In affirming this decision, Judge McMahon did not let anyone off the hook. She took particular umbrage that no one sought clarification of whether the stay precluded negotiation of the appropriate inspection and sampling procedure so that discovery could “proceed in a meaningful way” while the Motion to Certify was pending. In some terse dicta, she explained that “I cannot begin my discussion of this dispute without recognizing that a complete misinterpretation by everyone of the discovery stay I imposed seems to have contributed to the parties’ inability to agree on a sampling methodology.”
Although Judge McMahon acknowledged that other courts have been hesitant to apply a proportionality test to preservation duties, she made clear that Judge Cott was backed into a corner when he cast a very wide preservation net because the party seeking relief had thwarted his ability to conduct a proportionality analysis. The Court agreed that Judge Cott had no choice but to order preservation of the hard drives of all former employees who she had little trouble holding were “key players” under Zubulake v. UBS Warburg LLC IV, 220 F.R.D. 212, 217-18 (S.D.N.Y. 2003) (“Zubulake IV”), meaning that they were “likely to have relevant information.” As stated by Judge McMahon, if a party withholds information that might help streamline discovery in this type of case, that party should “reasonably anticipate” that each employee or audit associate who would be receiving an opt-in notice should be deemed a potential plaintiff in the matter.
Although this case may cause defendants in class actions to cower at the prospect of potential pre-certification preservation obligations, the Pippins decisions must be read in the context of the parties’, in particular defendants’, failure to cooperate in the early stages of the e-discovery process. Parties resisting wholesale or perceived overextensive preservation and production demands must take care when making proportionality arguments to preface those arguments with clear indicia of cooperation in the early stages of discovery. Objecting parties must, in short, provide the court with the tools necessary to clearly assess the extent of the purported burden, the costs involved and in some cases the lack of relevant information relating to the objected demands.
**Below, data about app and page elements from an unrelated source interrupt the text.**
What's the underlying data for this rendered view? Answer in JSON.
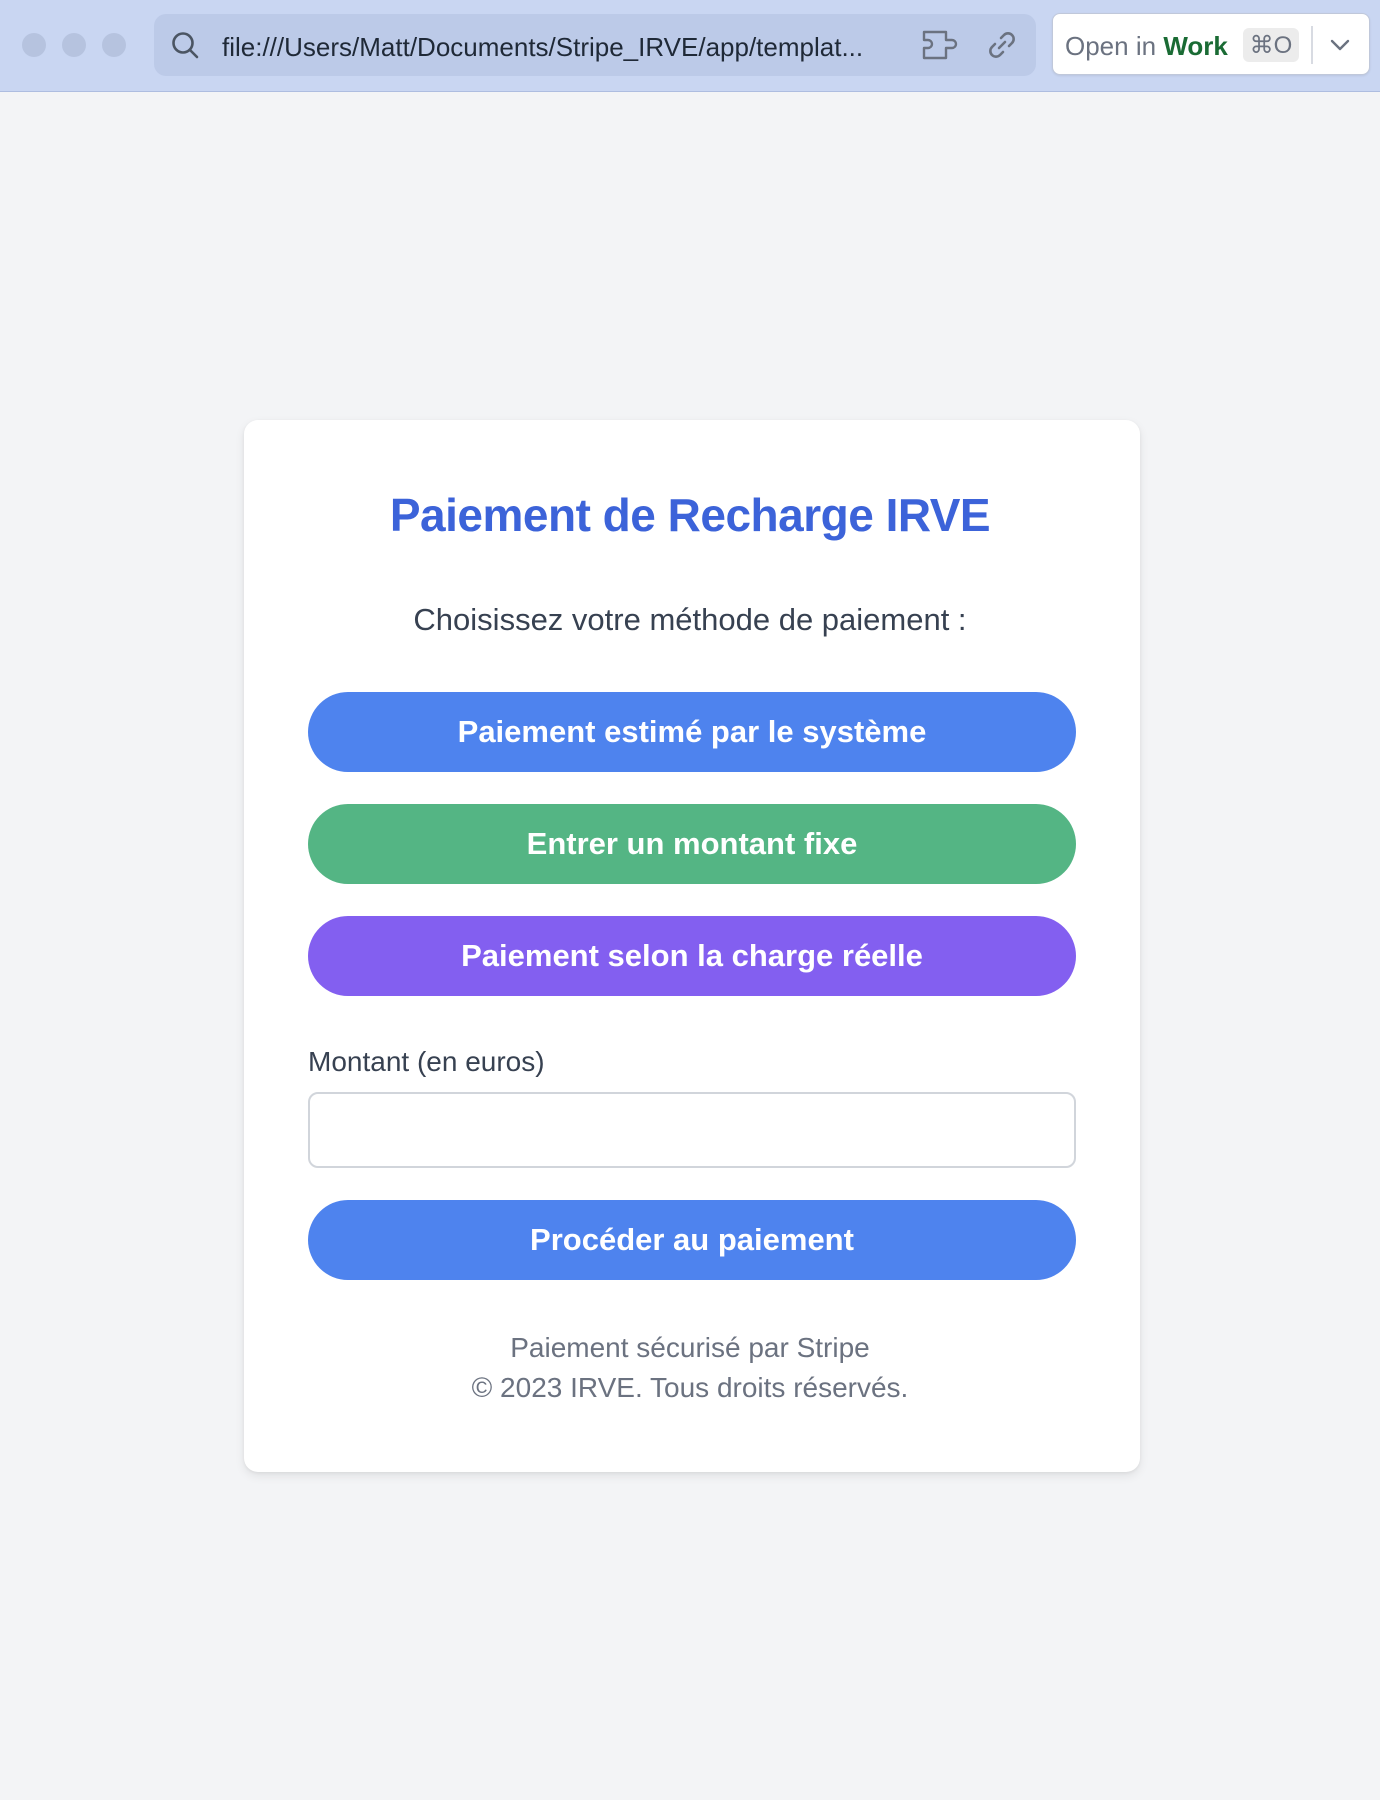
{
  "browser": {
    "url": "file:///Users/Matt/Documents/Stripe_IRVE/app/templat...",
    "open_in_prefix": "Open in",
    "open_in_brand": "Work",
    "shortcut": "⌘O"
  },
  "page": {
    "title": "Paiement de Recharge IRVE",
    "subtitle": "Choisissez votre méthode de paiement :",
    "buttons": {
      "estimated": "Paiement estimé par le système",
      "fixed": "Entrer un montant fixe",
      "actual": "Paiement selon la charge réelle"
    },
    "amount_label": "Montant (en euros)",
    "amount_value": "",
    "submit_label": "Procéder au paiement",
    "footer_line1": "Paiement sécurisé par Stripe",
    "footer_line2": "© 2023 IRVE. Tous droits réservés."
  },
  "colors": {
    "title": "#3c63d9",
    "button_blue": "#4e83ee",
    "button_green": "#54b584",
    "button_purple": "#835ff0",
    "background": "#f3f4f6",
    "brand_green": "#1a6b34"
  },
  "icons": {
    "url_search": "search-icon",
    "extension": "extension-icon",
    "link": "link-icon",
    "dropdown": "chevron-down-icon"
  }
}
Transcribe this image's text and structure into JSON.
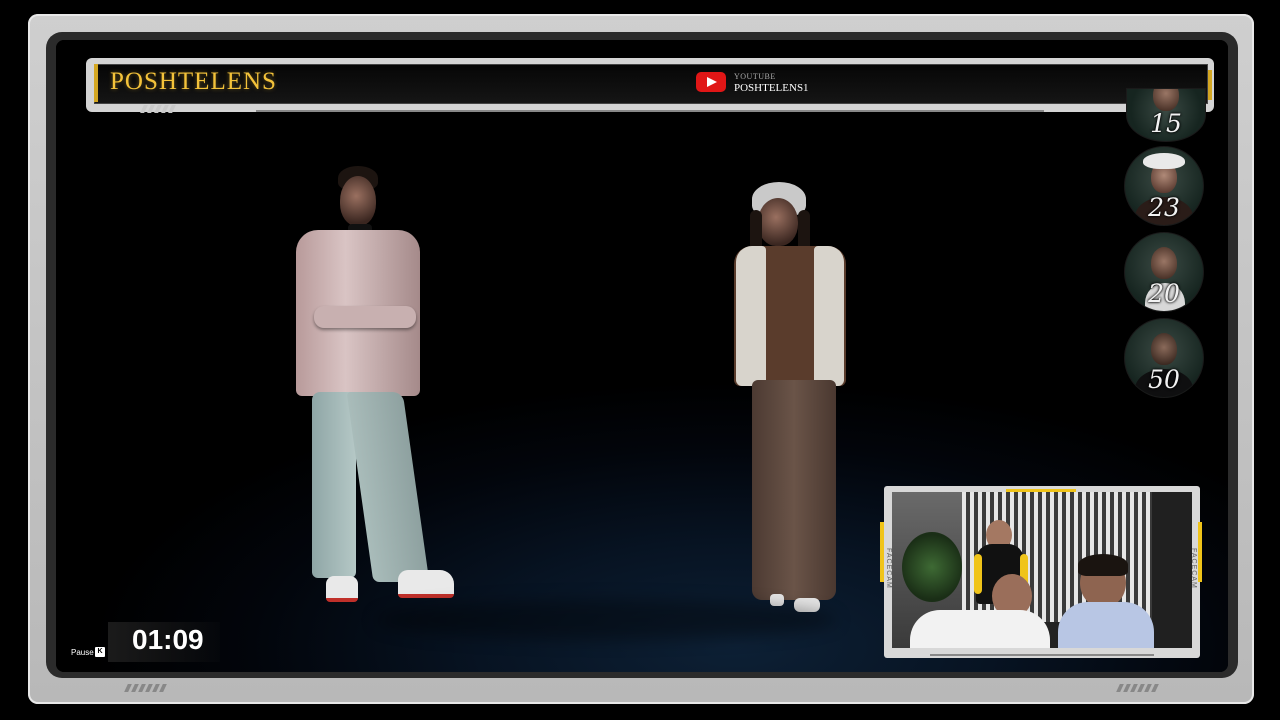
{
  "header": {
    "brand": "POSHTELENS",
    "youtube_small": "YOUTUBE",
    "youtube_channel": "POSHTELENS1"
  },
  "scoreboard": [
    {
      "score": "15"
    },
    {
      "score": "23"
    },
    {
      "score": "20"
    },
    {
      "score": "50"
    }
  ],
  "facecam": {
    "label_left": "FACECAM",
    "label_right": "FACECAM"
  },
  "player": {
    "timer": "01:09",
    "pause_label": "Pause",
    "pause_key": "K"
  },
  "colors": {
    "brand_gold": "#f3c23a",
    "youtube_red": "#e01616",
    "accent_yellow": "#f0c419"
  },
  "icons": {
    "youtube": "youtube-logo-icon"
  }
}
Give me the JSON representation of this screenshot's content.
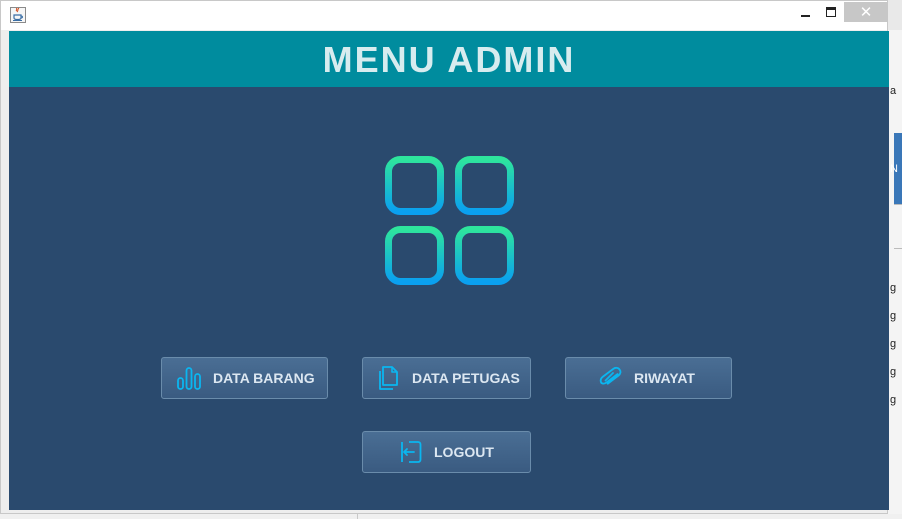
{
  "window": {
    "title": "",
    "controls": {
      "minimize": "minimize",
      "maximize": "maximize",
      "close": "✕"
    }
  },
  "header": {
    "title": "MENU ADMIN"
  },
  "logo": {
    "icon": "grid-apps-icon",
    "gradient_top": "#2ee59d",
    "gradient_bottom": "#0aa0f0"
  },
  "menu": {
    "buttons": [
      {
        "label": "DATA BARANG",
        "icon": "bar-chart-icon"
      },
      {
        "label": "DATA PETUGAS",
        "icon": "documents-icon"
      },
      {
        "label": "RIWAYAT",
        "icon": "paperclip-icon"
      },
      {
        "label": "LOGOUT",
        "icon": "logout-icon"
      }
    ]
  },
  "background_window": {
    "fragments": [
      "a",
      "N",
      "g",
      "g",
      "g",
      "g",
      "g"
    ]
  },
  "colors": {
    "header_bg": "#008c9e",
    "content_bg": "#2a4a6e",
    "button_bg": "#3f6289",
    "icon_accent": "#0ab6f0"
  }
}
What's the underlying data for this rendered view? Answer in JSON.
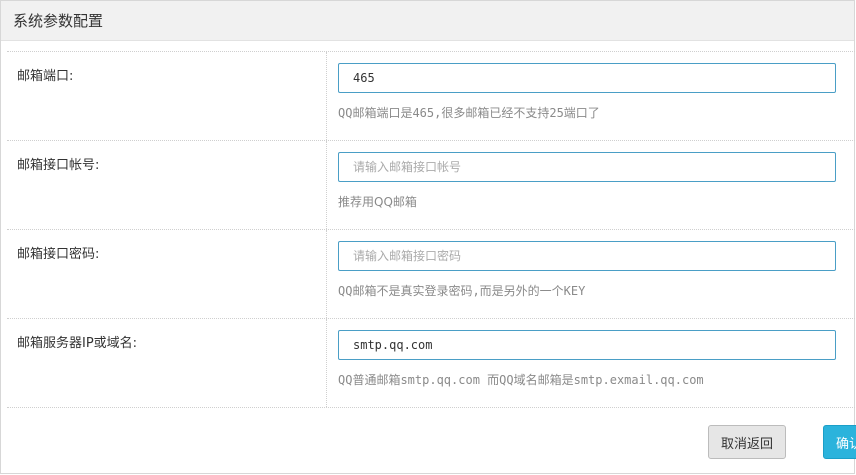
{
  "panel": {
    "title": "系统参数配置"
  },
  "form": {
    "rows": [
      {
        "label": "邮箱端口:",
        "value": "465",
        "placeholder": "",
        "hint": "QQ邮箱端口是465,很多邮箱已经不支持25端口了"
      },
      {
        "label": "邮箱接口帐号:",
        "value": "",
        "placeholder": "请输入邮箱接口帐号",
        "hint": "推荐用QQ邮箱"
      },
      {
        "label": "邮箱接口密码:",
        "value": "",
        "placeholder": "请输入邮箱接口密码",
        "hint": "QQ邮箱不是真实登录密码,而是另外的一个KEY"
      },
      {
        "label": "邮箱服务器IP或域名:",
        "value": "smtp.qq.com",
        "placeholder": "",
        "hint": "QQ普通邮箱smtp.qq.com 而QQ域名邮箱是smtp.exmail.qq.com"
      }
    ]
  },
  "actions": {
    "cancel_label": "取消返回",
    "confirm_label": "确认"
  },
  "colors": {
    "input_border": "#4a9ec6",
    "confirm_bg": "#2bb3dc",
    "cancel_bg": "#e6e6e6",
    "header_bg": "#f1f1f1"
  }
}
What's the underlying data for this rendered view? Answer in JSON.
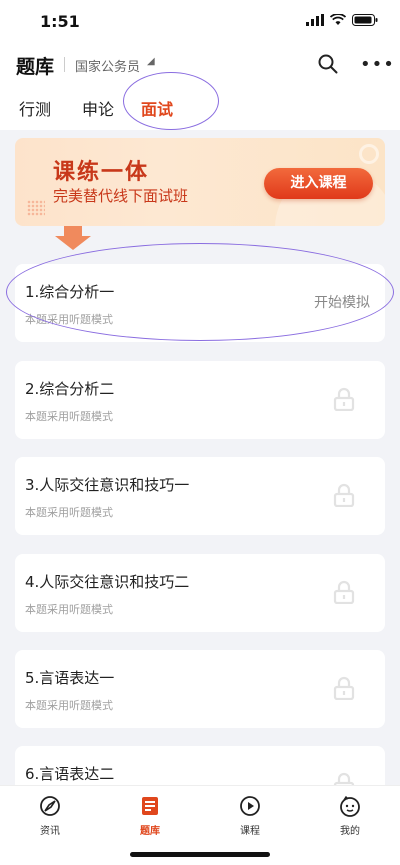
{
  "status_bar": {
    "time": "1:51"
  },
  "header": {
    "title": "题库",
    "subtitle": "国家公务员"
  },
  "tabs": [
    {
      "label": "行测"
    },
    {
      "label": "申论"
    },
    {
      "label": "面试"
    }
  ],
  "banner": {
    "title": "课练一体",
    "subtitle": "完美替代线下面试班",
    "button_label": "进入课程"
  },
  "questions": [
    {
      "title": "1.综合分析一",
      "mode": "本题采用听题模式",
      "action": "开始模拟",
      "locked": false
    },
    {
      "title": "2.综合分析二",
      "mode": "本题采用听题模式",
      "locked": true
    },
    {
      "title": "3.人际交往意识和技巧一",
      "mode": "本题采用听题模式",
      "locked": true
    },
    {
      "title": "4.人际交往意识和技巧二",
      "mode": "本题采用听题模式",
      "locked": true
    },
    {
      "title": "5.言语表达一",
      "mode": "本题采用听题模式",
      "locked": true
    },
    {
      "title": "6.言语表达二",
      "mode": "",
      "locked": true
    }
  ],
  "bottom_nav": [
    {
      "label": "资讯",
      "icon": "news-icon"
    },
    {
      "label": "题库",
      "icon": "question-bank-icon"
    },
    {
      "label": "课程",
      "icon": "play-icon"
    },
    {
      "label": "我的",
      "icon": "profile-icon"
    }
  ],
  "colors": {
    "accent": "#e0471d",
    "annotation": "#8a6de0"
  }
}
While it is undoubtedly true that this level of cooperation may require disclosing more than a party may initially want, and entail risk in the sense that the sampling may result in evidence that weighs in favor of broader preservation or disclosure, Pippins clearly demonstrates the downside risk to taking the alterative approach.